  2. 5. Gilchrist, Jason. 2006. Cooperative behaviour in cooperative breeders: costs, benefits, and communal breeding. Behavioural Processes 76: 100-105.
  3. 3.0 3.1 3.2 3.3 3.4 Clutton-Brock, Tim (2002). Breeding Together: Kin Selection and Mutualism in Cooperative Vertebrates. Science 296 (5565): 69–72.
  4. 3. Clutton-Brock, T.H., Brotherton, P.N.M., O’Riain, M.J., Griffin, A.S., Gaynor, D., Kansky, R., Sharpe, L., and McIlrath, G.M. 2000. Contributions to cooperative rearing in meerkats. Animal Behaviour. 61: 705-710.
  5. 5.0 5.1 (2001). The evolution of cooperative breeding through group augmentation. Biological Sciences 268 (1463): 187–196.
  6. (2003). Kin Discrimination and the Benefit of Helping in Cooperative Breeding Vertebrates. Science 302 (5645): 634–636.
  7. Cornwallis, Charlie K., Stuart A. West, Katie E. Davis, Ashleigh S. Griffin (19 August 2010). Promiscuity and the evolutionary transition to complex societies. Nature 466 (7309): 969–972.
  8. 8.0 8.1 (2011). Environmental Uncertainty and the Global Biogeography of Cooperative Breeding in Birds. Current Biology 21: 1–7.
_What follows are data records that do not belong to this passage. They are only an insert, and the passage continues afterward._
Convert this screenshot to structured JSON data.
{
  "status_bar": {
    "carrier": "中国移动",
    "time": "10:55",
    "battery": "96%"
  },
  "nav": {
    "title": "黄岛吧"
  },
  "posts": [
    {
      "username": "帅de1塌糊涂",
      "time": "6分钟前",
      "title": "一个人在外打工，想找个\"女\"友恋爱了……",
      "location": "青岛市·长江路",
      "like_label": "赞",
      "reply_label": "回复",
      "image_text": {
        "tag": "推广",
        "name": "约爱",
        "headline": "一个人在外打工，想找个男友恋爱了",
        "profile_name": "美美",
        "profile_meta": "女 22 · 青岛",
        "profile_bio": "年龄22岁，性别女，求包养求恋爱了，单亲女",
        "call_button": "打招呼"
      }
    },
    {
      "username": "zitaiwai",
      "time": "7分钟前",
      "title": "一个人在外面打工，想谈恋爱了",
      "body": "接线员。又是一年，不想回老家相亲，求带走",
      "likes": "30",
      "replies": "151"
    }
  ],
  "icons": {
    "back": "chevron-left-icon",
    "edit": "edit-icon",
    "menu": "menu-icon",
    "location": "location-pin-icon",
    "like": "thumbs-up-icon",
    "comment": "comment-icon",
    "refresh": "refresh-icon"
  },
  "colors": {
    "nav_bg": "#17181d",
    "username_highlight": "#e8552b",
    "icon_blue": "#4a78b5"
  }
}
  9. See Cockburn, Andrew; “Prevalence of different modes of parental care in birds”
  10. Valencia, Juliana, Elena Solis, Gabrielle Sorci, and Carlos de la Cruz (2006). Positive correlation between helpers at nest and nestling immune response in cooperative breeding bird. Behavioral Ecology and Sociobiology 60 (3): 399–404.
  11. Arnold, Kathryn E., Ian P. F. Owens (7 May 1998). Cooperative breeding in birds: a comparative test of the life history hypothesis. Proceedings: Biological Sciences 265 (1398): 739–745.
  12. See McMahon T.A. and Finlayson, B.; Global Runoff: Continental Comparisons of Annual Flows and Peak Discharges. ISBN 3-923381-27-1
  13. 3. Clutton-Brock, T.H., Brotherton, P.N.M., O’Riain, M.J., Griffin, A.S., Gaynor, D., Kansky, R., Sharpe, L., and McIlrath, G.M. 2000. “Contributions to cooperative rearing in meerkats”. Animal Behaviour. 61: 705-710.
  14. Cleveland and Snowdon. Social development during the first twenty weeks in the cotton-top tamarin ( Saguinus o. oedipus). Animal Behaviour (1984) vol. 32 (2) pp. 432-444
  15. 15.0 15.1 Tardif and Bales. Is infant-carrying a courtship strategy in callitrichid primates?. Animal Behaviour (1997) vol. 53 (5) pp. 1001-1007